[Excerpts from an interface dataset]
*** Begin section ***
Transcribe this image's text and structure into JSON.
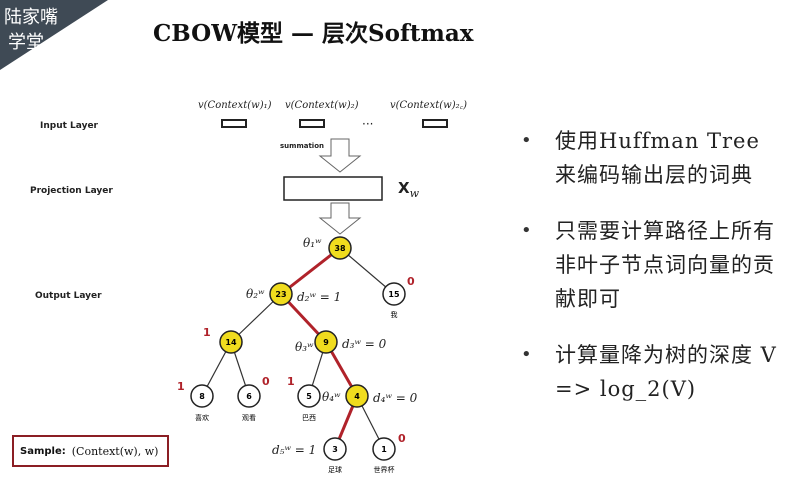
{
  "slide": {
    "corner_logo": {
      "line1": "陆家嘴",
      "line2": "学堂",
      "color": "#3f4a55"
    },
    "title": "CBOW模型 — 层次Softmax",
    "diagram": {
      "layers": {
        "input": "Input Layer",
        "projection": "Projection Layer",
        "output": "Output Layer"
      },
      "context_vectors": [
        "v(Context(w)₁)",
        "v(Context(w)₂)",
        "v(Context(w)₂꜀)"
      ],
      "ellipsis": "···",
      "summation_label": "summation",
      "projection_vector": "X",
      "projection_subscript": "w",
      "nodes": [
        {
          "id": "n38",
          "value": "38",
          "on_path": true
        },
        {
          "id": "n23",
          "value": "23",
          "on_path": true
        },
        {
          "id": "n15",
          "value": "15",
          "on_path": false,
          "word": "我"
        },
        {
          "id": "n14",
          "value": "14",
          "on_path": false
        },
        {
          "id": "n9",
          "value": "9",
          "on_path": true
        },
        {
          "id": "n8",
          "value": "8",
          "on_path": false,
          "word": "喜欢"
        },
        {
          "id": "n6",
          "value": "6",
          "on_path": false,
          "word": "观看"
        },
        {
          "id": "n5",
          "value": "5",
          "on_path": false,
          "word": "巴西"
        },
        {
          "id": "n4",
          "value": "4",
          "on_path": true
        },
        {
          "id": "n3",
          "value": "3",
          "on_path": false,
          "word": "足球"
        },
        {
          "id": "n1",
          "value": "1",
          "on_path": false,
          "word": "世界杯"
        }
      ],
      "theta_labels": [
        "θ₁ʷ",
        "θ₂ʷ",
        "θ₃ʷ",
        "θ₄ʷ"
      ],
      "d_labels": [
        "d₂ʷ = 1",
        "d₃ʷ = 0",
        "d₄ʷ = 0",
        "d₅ʷ = 1"
      ],
      "edge_codes": {
        "left": "1",
        "right": "0"
      },
      "colors": {
        "path": "#b0222a",
        "highlight_node": "#f0dc1e",
        "code": "#b0222a"
      }
    },
    "sample": {
      "label": "Sample:",
      "value": "(Context(w), w)"
    },
    "bullets": [
      "使用Huffman Tree来编码输出层的词典",
      "只需要计算路径上所有非叶子节点词向量的贡献即可",
      "计算量降为树的深度 V => log_2(V)"
    ]
  }
}
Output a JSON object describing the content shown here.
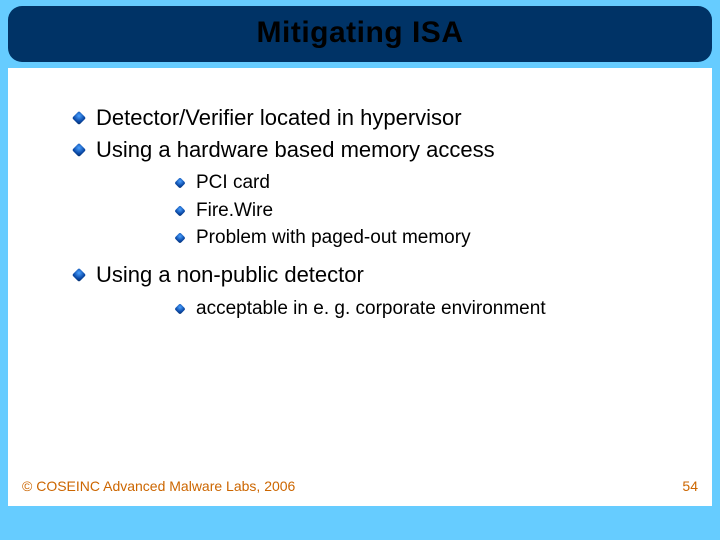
{
  "title": "Mitigating ISA",
  "bullets": {
    "b0": "Detector/Verifier located in hypervisor",
    "b1": "Using a hardware based memory access",
    "b1_0": "PCI card",
    "b1_1": "Fire.Wire",
    "b1_2": "Problem with paged-out memory",
    "b2": "Using a non-public detector",
    "b2_0": "acceptable in e. g. corporate environment"
  },
  "footer": {
    "copyright": "© COSEINC Advanced Malware Labs, 2006",
    "page": "54"
  }
}
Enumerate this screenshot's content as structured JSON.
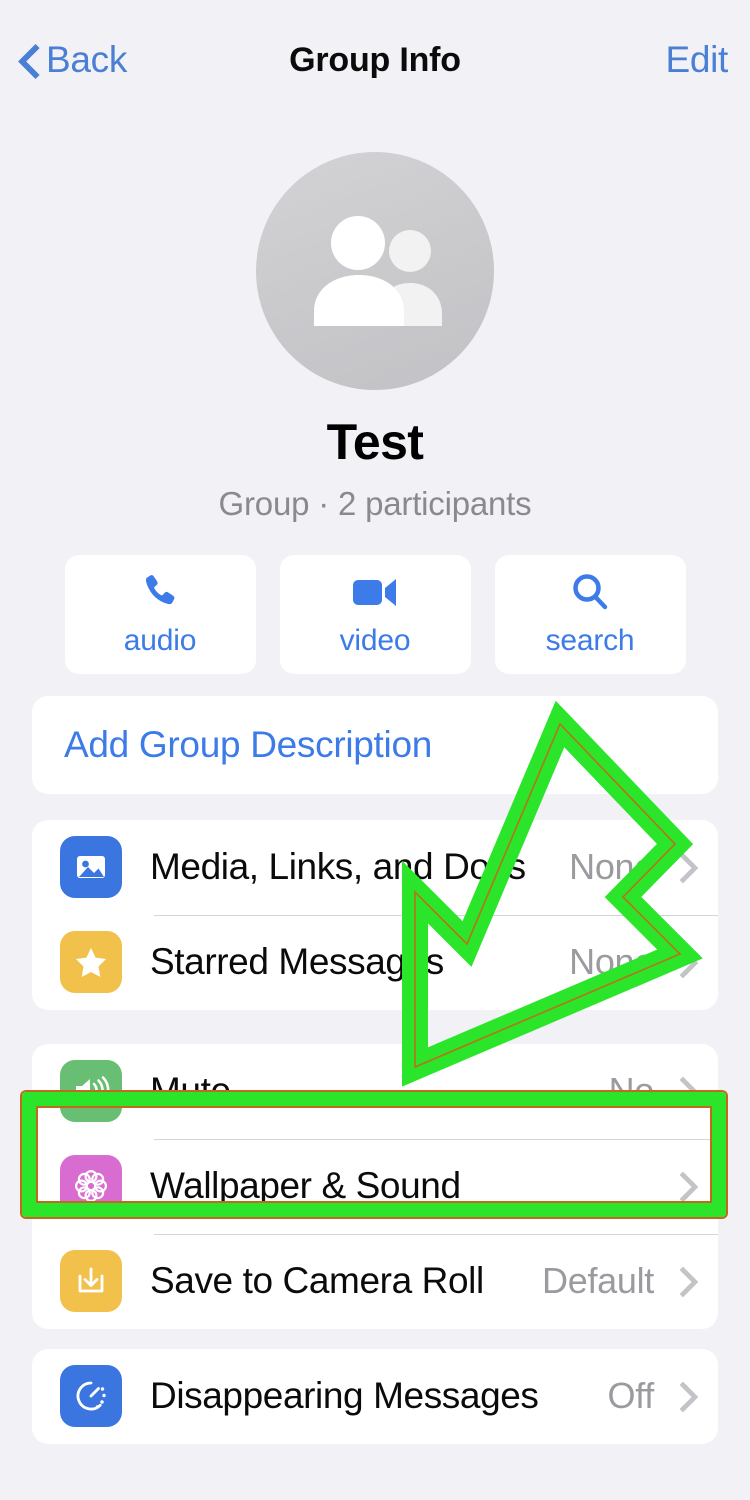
{
  "nav": {
    "back_label": "Back",
    "title": "Group Info",
    "edit_label": "Edit",
    "back_icon": "chevron-left-icon",
    "accent_color": "#4A7FD4"
  },
  "header": {
    "avatar_icon": "group-people-icon",
    "group_name": "Test",
    "subtitle": "Group · 2 participants"
  },
  "actions": [
    {
      "label": "audio",
      "icon": "phone-icon"
    },
    {
      "label": "video",
      "icon": "video-camera-icon"
    },
    {
      "label": "search",
      "icon": "search-icon"
    }
  ],
  "description": {
    "label": "Add Group Description"
  },
  "groups": [
    {
      "rows": [
        {
          "label": "Media, Links, and Docs",
          "value": "None",
          "icon": "photo-icon",
          "icon_color": "#3B76E0"
        },
        {
          "label": "Starred Messages",
          "value": "None",
          "icon": "star-icon",
          "icon_color": "#F2C14B"
        }
      ]
    },
    {
      "rows": [
        {
          "label": "Mute",
          "value": "No",
          "icon": "speaker-wave-icon",
          "icon_color": "#68BE72"
        },
        {
          "label": "Wallpaper & Sound",
          "value": "",
          "icon": "flower-icon",
          "icon_color": "#D96CD0"
        },
        {
          "label": "Save to Camera Roll",
          "value": "Default",
          "icon": "download-tray-icon",
          "icon_color": "#F2C14B"
        }
      ]
    },
    {
      "rows": [
        {
          "label": "Disappearing Messages",
          "value": "Off",
          "icon": "timer-icon",
          "icon_color": "#3B76E0"
        }
      ]
    }
  ],
  "annotations": {
    "highlight_color": "#2BE52B",
    "highlight_outline_color": "#C06A1E",
    "highlight_target": "Mute",
    "arrow_color": "#2BE52B",
    "arrow_direction": "down-left"
  }
}
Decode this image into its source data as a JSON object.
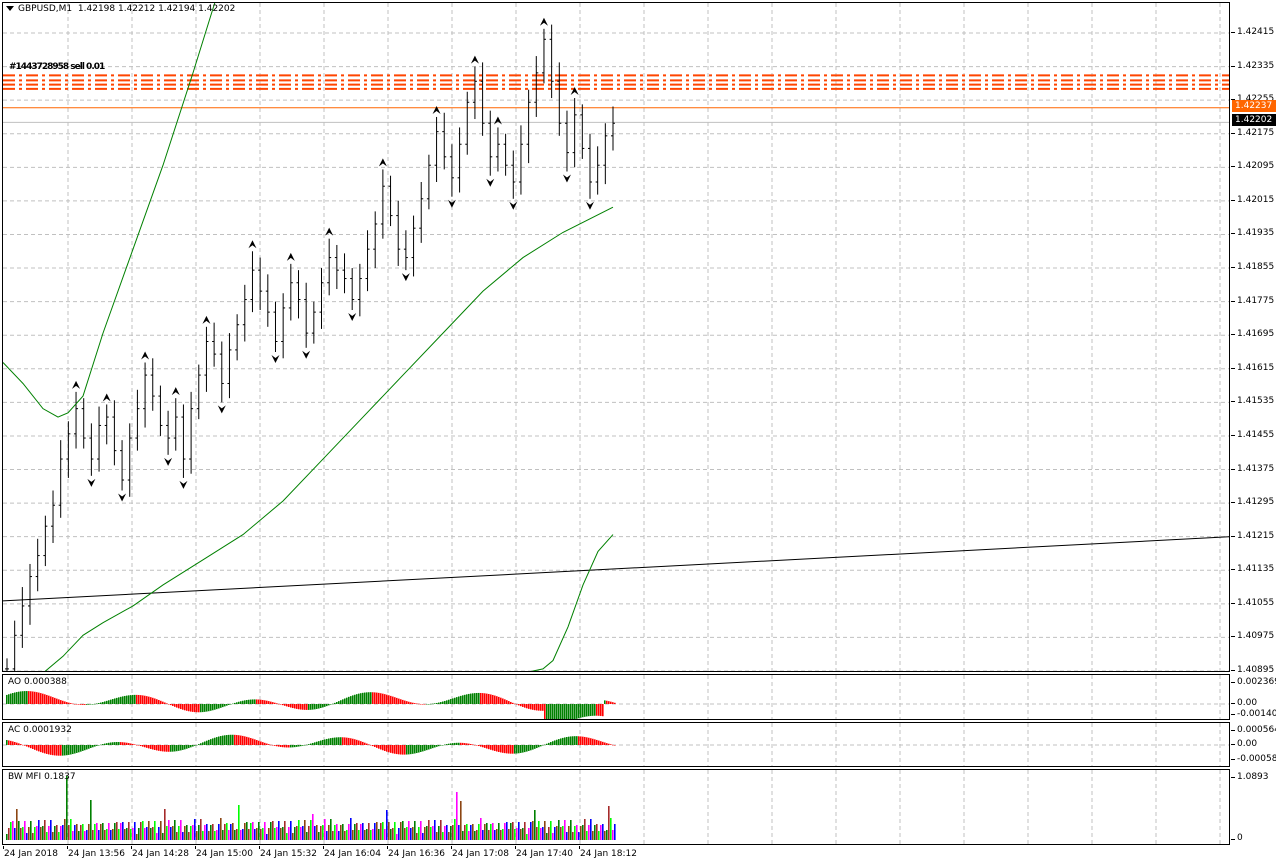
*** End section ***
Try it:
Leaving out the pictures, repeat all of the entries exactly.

Response:
Transcribe this image's text and structure into JSON.
{
  "slide": {
    "corner_logo": {
      "line1": "陆家嘴",
      "line2": "学堂",
      "color": "#3f4a55"
    },
    "title": "CBOW模型 — 层次Softmax",
    "diagram": {
      "layers": {
        "input": "Input Layer",
        "projection": "Projection Layer",
        "output": "Output Layer"
      },
      "context_vectors": [
        "v(Context(w)₁)",
        "v(Context(w)₂)",
        "v(Context(w)₂꜀)"
      ],
      "ellipsis": "···",
      "summation_label": "summation",
      "projection_vector": "X",
      "projection_subscript": "w",
      "nodes": [
        {
          "id": "n38",
          "value": "38",
          "on_path": true
        },
        {
          "id": "n23",
          "value": "23",
          "on_path": true
        },
        {
          "id": "n15",
          "value": "15",
          "on_path": false,
          "word": "我"
        },
        {
          "id": "n14",
          "value": "14",
          "on_path": false
        },
        {
          "id": "n9",
          "value": "9",
          "on_path": true
        },
        {
          "id": "n8",
          "value": "8",
          "on_path": false,
          "word": "喜欢"
        },
        {
          "id": "n6",
          "value": "6",
          "on_path": false,
          "word": "观看"
        },
        {
          "id": "n5",
          "value": "5",
          "on_path": false,
          "word": "巴西"
        },
        {
          "id": "n4",
          "value": "4",
          "on_path": true
        },
        {
          "id": "n3",
          "value": "3",
          "on_path": false,
          "word": "足球"
        },
        {
          "id": "n1",
          "value": "1",
          "on_path": false,
          "word": "世界杯"
        }
      ],
      "theta_labels": [
        "θ₁ʷ",
        "θ₂ʷ",
        "θ₃ʷ",
        "θ₄ʷ"
      ],
      "d_labels": [
        "d₂ʷ = 1",
        "d₃ʷ = 0",
        "d₄ʷ = 0",
        "d₅ʷ = 1"
      ],
      "edge_codes": {
        "left": "1",
        "right": "0"
      },
      "colors": {
        "path": "#b0222a",
        "highlight_node": "#f0dc1e",
        "code": "#b0222a"
      }
    },
    "sample": {
      "label": "Sample:",
      "value": "(Context(w), w)"
    },
    "bullets": [
      "使用Huffman Tree来编码输出层的词典",
      "只需要计算路径上所有非叶子节点词向量的贡献即可",
      "计算量降为树的深度 V => log_2(V)"
    ]
  }
}
Output a JSON object describing the content shown here.
{
  "title": "Mitigating ISA",
  "bullets": {
    "b0": "Detector/Verifier located in hypervisor",
    "b1": "Using a hardware based memory access",
    "b1_0": "PCI card",
    "b1_1": "Fire.Wire",
    "b1_2": "Problem with paged-out memory",
    "b2": "Using a non-public detector",
    "b2_0": "acceptable in e. g. corporate environment"
  },
  "footer": {
    "copyright": "© COSEINC Advanced Malware Labs, 2006",
    "page": "54"
  }
}
Enumerate this screenshot's content as structured JSON.
{
  "nav": {
    "back_label": "Back",
    "title": "Group Info",
    "edit_label": "Edit",
    "back_icon": "chevron-left-icon",
    "accent_color": "#4A7FD4"
  },
  "header": {
    "avatar_icon": "group-people-icon",
    "group_name": "Test",
    "subtitle": "Group · 2 participants"
  },
  "actions": [
    {
      "label": "audio",
      "icon": "phone-icon"
    },
    {
      "label": "video",
      "icon": "video-camera-icon"
    },
    {
      "label": "search",
      "icon": "search-icon"
    }
  ],
  "description": {
    "label": "Add Group Description"
  },
  "groups": [
    {
      "rows": [
        {
          "label": "Media, Links, and Docs",
          "value": "None",
          "icon": "photo-icon",
          "icon_color": "#3B76E0"
        },
        {
          "label": "Starred Messages",
          "value": "None",
          "icon": "star-icon",
          "icon_color": "#F2C14B"
        }
      ]
    },
    {
      "rows": [
        {
          "label": "Mute",
          "value": "No",
          "icon": "speaker-wave-icon",
          "icon_color": "#68BE72"
        },
        {
          "label": "Wallpaper & Sound",
          "value": "",
          "icon": "flower-icon",
          "icon_color": "#D96CD0"
        },
        {
          "label": "Save to Camera Roll",
          "value": "Default",
          "icon": "download-tray-icon",
          "icon_color": "#F2C14B"
        }
      ]
    },
    {
      "rows": [
        {
          "label": "Disappearing Messages",
          "value": "Off",
          "icon": "timer-icon",
          "icon_color": "#3B76E0"
        }
      ]
    }
  ],
  "annotations": {
    "highlight_color": "#2BE52B",
    "highlight_outline_color": "#C06A1E",
    "highlight_target": "Mute",
    "arrow_color": "#2BE52B",
    "arrow_direction": "down-left"
  }
}
Decode this image into its source data as a JSON object.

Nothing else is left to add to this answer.